“For the adventure, to get paid (a little) to go the places we did was impossible to turn down,” said Brent Sass, a Eureka musher and Yukon Quest veteran who finished 22nd in this year’s Iditarod.

In some ways, filming the show was tougher than either of Alaska’s 1,000-mile sled dog races, Sass said. “It was two and a half months long and that’s a long time to live underneath a tarp and get along with people you didn’t know before getting dropped off in the wilderness with them.”

The trip is not a race, and there was no prize for arriving first at the final checkpoint, though cast members were told they must complete each leg within 72 hours or risk being sent home. The tone of the show was inspired by the 1977 National Geographic special, “Yukon Passage,” about four men on a rambling trek along the Yukon River, Eyres said.

“There was something about that kind of simple spirit of adventure that we fell in love with,” he said.

The Survival cast members all live in Alaska, which made it easier to get hunting and fishing permits, according to the cable network. But Outside audiences who watch the show could be forgiven for thinking the only survival experts in Alaska are white guys with beards.

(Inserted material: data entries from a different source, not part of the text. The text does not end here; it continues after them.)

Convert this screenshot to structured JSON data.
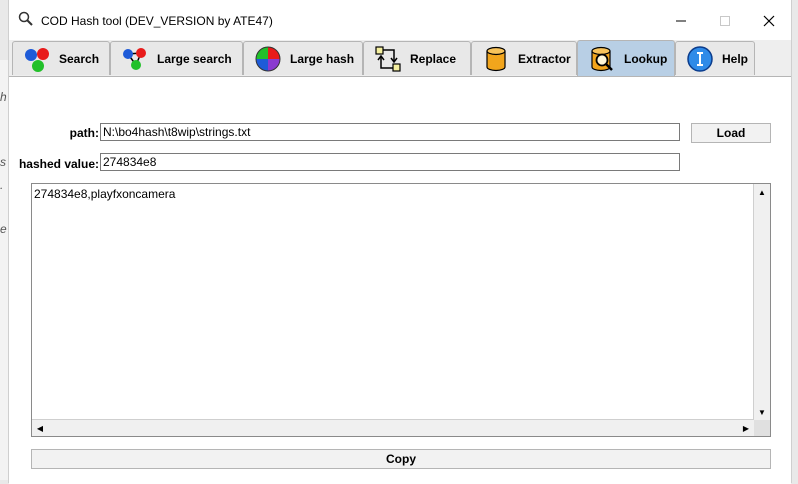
{
  "window": {
    "title": "COD Hash tool (DEV_VERSION by ATE47)"
  },
  "background": {
    "glyphs": [
      "h",
      "s",
      ".",
      "e"
    ]
  },
  "tabs": [
    {
      "label": "Search",
      "icon": "dots-icon"
    },
    {
      "label": "Large search",
      "icon": "graph-icon"
    },
    {
      "label": "Large hash",
      "icon": "color-wheel-icon"
    },
    {
      "label": "Replace",
      "icon": "replace-icon"
    },
    {
      "label": "Extractor",
      "icon": "barrel-icon"
    },
    {
      "label": "Lookup",
      "icon": "lookup-icon",
      "active": true
    },
    {
      "label": "Help",
      "icon": "info-icon"
    }
  ],
  "lookup": {
    "path_label": "path:",
    "path_value": "N:\\bo4hash\\t8wip\\strings.txt",
    "load_label": "Load",
    "hashed_label": "hashed value:",
    "hashed_value": "274834e8",
    "output_text": "274834e8,playfxoncamera",
    "copy_label": "Copy"
  },
  "colors": {
    "active_tab": "#b8cfe5",
    "tab_bg": "#e8e8e8"
  }
}
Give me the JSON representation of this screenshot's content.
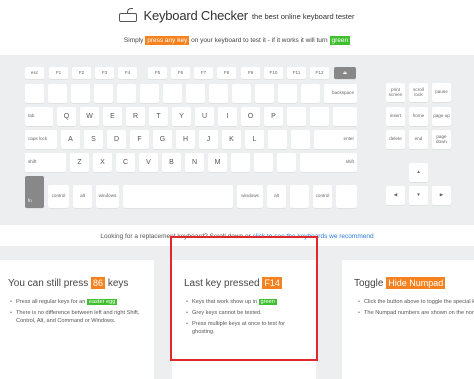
{
  "header": {
    "title": "Keyboard Checker",
    "subtitle": "the best online keyboard tester"
  },
  "instruction": {
    "pre": "Simply",
    "press": "press any key",
    "mid": "on your keyboard to test it - if it works it will turn",
    "green": "green"
  },
  "keys": {
    "esc": "esc",
    "f1": "F1",
    "f2": "F2",
    "f3": "F3",
    "f4": "F4",
    "f5": "F5",
    "f6": "F6",
    "f7": "F7",
    "f8": "F8",
    "f9": "F9",
    "f10": "F10",
    "f11": "F11",
    "f12": "F12",
    "eject": "⏏",
    "backspace": "backspace",
    "tab": "tab",
    "q": "Q",
    "w": "W",
    "e": "E",
    "r": "R",
    "t": "T",
    "y": "Y",
    "u": "U",
    "i": "I",
    "o": "O",
    "p": "P",
    "capslock": "caps lock",
    "a": "A",
    "s": "S",
    "d": "D",
    "f": "F",
    "g": "G",
    "h": "H",
    "j": "J",
    "k": "K",
    "l": "L",
    "enter": "enter",
    "shift_l": "shift",
    "z": "Z",
    "x": "X",
    "c": "C",
    "v": "V",
    "b": "B",
    "n": "N",
    "m": "M",
    "shift_r": "shift",
    "fn": "fn",
    "control": "control",
    "alt": "alt",
    "windows_l": "windows",
    "windows_r": "windows",
    "alt_r": "alt",
    "control_r": "control",
    "print_screen": "print screen",
    "scroll_lock": "scroll lock",
    "pause": "pause",
    "insert": "insert",
    "home": "home",
    "page_up": "page up",
    "delete": "delete",
    "end": "end",
    "page_down": "page down",
    "arrow_up": "▲",
    "arrow_left": "◀",
    "arrow_down": "▼",
    "arrow_right": "▶"
  },
  "replacement": {
    "text": "Looking for a replacement keyboard? Scroll down or",
    "link": "click to see the keyboards we recommend"
  },
  "panel_left": {
    "title_pre": "You can still press",
    "count": "86",
    "title_post": "keys",
    "b1_pre": "Press all regular keys for an",
    "b1_tag": "easter egg",
    "b2": "There is no difference between left and right Shift, Control, Alt, and Command or Windows."
  },
  "panel_mid": {
    "title_pre": "Last key pressed",
    "key": "F14",
    "b1_pre": "Keys that work show up in",
    "b1_tag": "green",
    "b2": "Grey keys cannot be tested.",
    "b3": "Press multiple keys at once to test for ghosting."
  },
  "panel_right": {
    "title_pre": "Toggle",
    "tag": "Hide Numpad",
    "b1": "Click the button above to toggle the special keys.",
    "b2": "The Numpad numbers are shown on the normal bar when tested."
  },
  "colors": {
    "accent_orange": "#f5821f",
    "accent_green": "#3fbf2e",
    "highlight_red": "#e0282c",
    "link": "#2a7ae2"
  }
}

Asked why there were no women or Alaska Natives in the cast, Eyres said it wasn’t an intentional omission.

“If we do this again, that’s something that we want to correct,” he said.

Season two is in the works, he said, but not guaranteed.

Twitter updates: twitter.com/adn_kylehopkins. Call Kyle Hopkins at 257-4334 or email him at khopkins@adn.com.

Three new Alaska-based shows debut in May

‘The Great Bear Stakeout’

Discovery Channel

8 p.m. Sunday on GCI channel 56 (in Anchorage)

The pitch: “Discovery Channel invites viewers to connect with the lives, community and survival of Alaskan grizzly bears like never before.”

‘Ultimate Survival Alaska’

National Geographic Channel

9 p.m., Sunday on GCI channel 54 (in Anchorage)

The pitch: “Going head to head, eight men of a rare breed are about to take the ultimate test of survival in Arctic conditions that only National Geographic could inspire.”

‘Life Below Zero’

National Geographic Channel

9 p.m., May 19, on GCI channel 54

The pitch: “Explore the incredible lives of six Alaskans living off the land and off the grid in the country’s most vicious climate.”